Lipids and lipoproteins are known to increase substantially during pregnancy and to decrease rapidly after delivery. The factors responsible for the changes have not been identified, however, they could be related to changes in one or more of the endocrine hormones. Since studies relating lipid and lipoprotein changes to cortisol or estradiol concentrations have not been made, we sought to perform such a study. For this study, we measured cholesterol, HDL-C, VLDL/LDL-C, cortisol, and estradiol concentrations from early gestation through delivery in 32 normal pregnant women. During the course of pregnancy, cholesterol increased from 145 to 211 mg/dl (45%); plasma cortisol increased from 8.6 to 17.8 μg/dl (107%); and urinary cortisol increased from 0.10 to 0.177 μg/mg of creatinine (72%). Further significant increases in cholesterol (256 mg/dl, P < 0.005) and cortisol (77.6 μg/dl, P < 0.001) occurred during labor, and both decreased after delivery. Pooled correlations were calculated and both cholesterol and VLDL/LDL-cholesterol concentrations were found to be related to plasma cortisol as well as to urinary cortisol (P < 0.001). Plasma estradiol concentrations increased during pregnancy, but not during labor. The results suggest that the increases in cholesterol during pregnancy and labor could be due, in part, to the metabolic and stress-related increases in cortisol.

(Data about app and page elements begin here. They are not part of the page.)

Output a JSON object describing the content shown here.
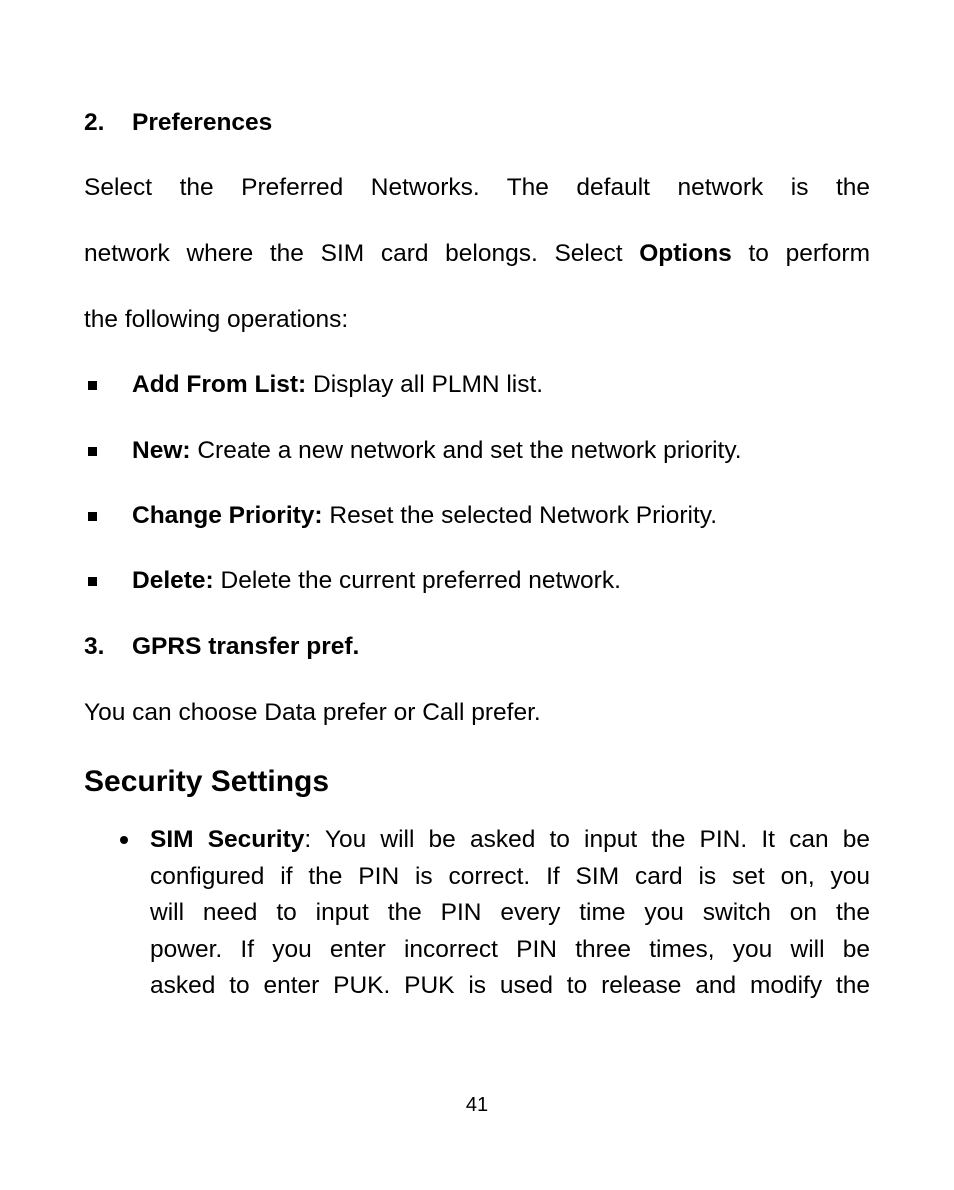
{
  "document": {
    "preferences": {
      "number": "2.",
      "title": "Preferences",
      "paragraph_lines": [
        "Select the Preferred Networks. The default network is the",
        {
          "before": "network where the SIM card belongs. Select ",
          "bold": "Options",
          "after": " to perform"
        },
        "the following operations:"
      ],
      "items": [
        {
          "label": "Add From List:",
          "text": " Display all PLMN list."
        },
        {
          "label": "New:",
          "text": " Create a new network and set the network priority."
        },
        {
          "label": "Change Priority:",
          "text": " Reset the selected Network Priority."
        },
        {
          "label": "Delete:",
          "text": " Delete the current preferred network."
        }
      ]
    },
    "gprs": {
      "number": "3.",
      "title": "GPRS transfer pref.",
      "text": "You can choose Data prefer or Call prefer."
    },
    "security": {
      "title": "Security Settings",
      "items": [
        {
          "label": "SIM Security",
          "lines": [
            ": You will be asked to input the PIN. It can be",
            "configured if the PIN is correct. If SIM card is set on, you",
            "will need to input the PIN every time you switch on the",
            "power. If you enter incorrect PIN three times, you will be",
            "asked to enter PUK. PUK is used to release and modify the"
          ]
        }
      ]
    },
    "page_number": "41"
  }
}
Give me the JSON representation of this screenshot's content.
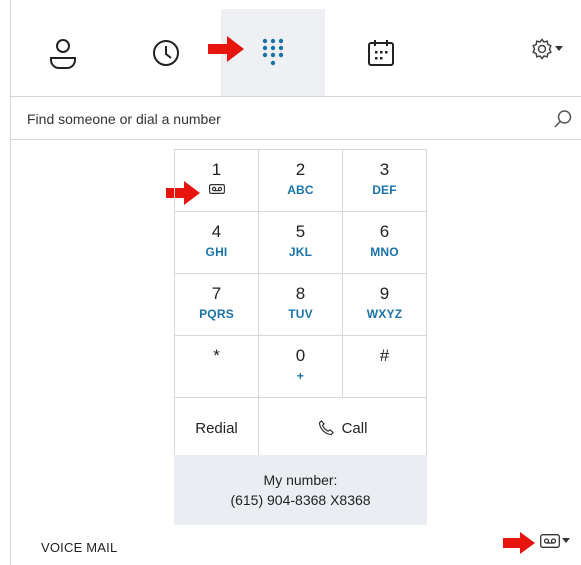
{
  "search": {
    "placeholder": "Find someone or dial a number"
  },
  "tabs": [
    {
      "name": "contacts",
      "icon": "person-icon"
    },
    {
      "name": "recent",
      "icon": "clock-icon"
    },
    {
      "name": "dialpad",
      "icon": "dialpad-icon",
      "active": true
    },
    {
      "name": "meetings",
      "icon": "calendar-icon"
    }
  ],
  "keypad": {
    "keys": [
      {
        "digit": "1",
        "letters": "",
        "icon": "voicemail-icon"
      },
      {
        "digit": "2",
        "letters": "ABC"
      },
      {
        "digit": "3",
        "letters": "DEF"
      },
      {
        "digit": "4",
        "letters": "GHI"
      },
      {
        "digit": "5",
        "letters": "JKL"
      },
      {
        "digit": "6",
        "letters": "MNO"
      },
      {
        "digit": "7",
        "letters": "PQRS"
      },
      {
        "digit": "8",
        "letters": "TUV"
      },
      {
        "digit": "9",
        "letters": "WXYZ"
      },
      {
        "digit": "*",
        "letters": ""
      },
      {
        "digit": "0",
        "letters": "+"
      },
      {
        "digit": "#",
        "letters": ""
      }
    ],
    "redial_label": "Redial",
    "call_label": "Call"
  },
  "my_number": {
    "label": "My number:",
    "value": "(615) 904-8368 X8368"
  },
  "footer": {
    "voicemail_label": "VOICE MAIL"
  },
  "colors": {
    "accent": "#1a73a8",
    "active_tab_bg": "#eef0f3",
    "annotation_arrow": "#e8150f"
  }
}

The studies also suggest that both pregnancy and labor and delivery might be useful "natural" models for studying hormonal mechanisms involved in lipid and lipoprotein metabolism.

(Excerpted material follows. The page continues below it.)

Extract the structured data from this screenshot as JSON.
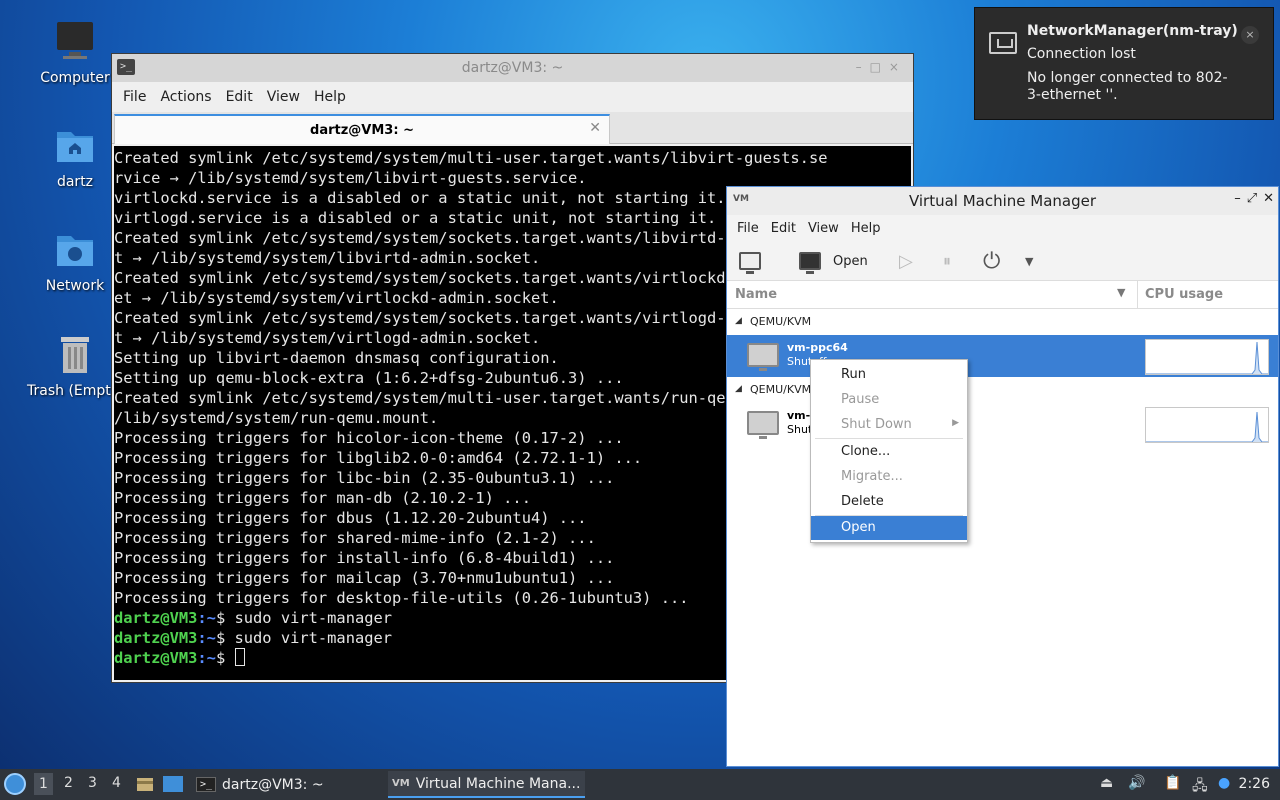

ASJC Scopus subject areas
- Cardiology and Cardiovascular Medicine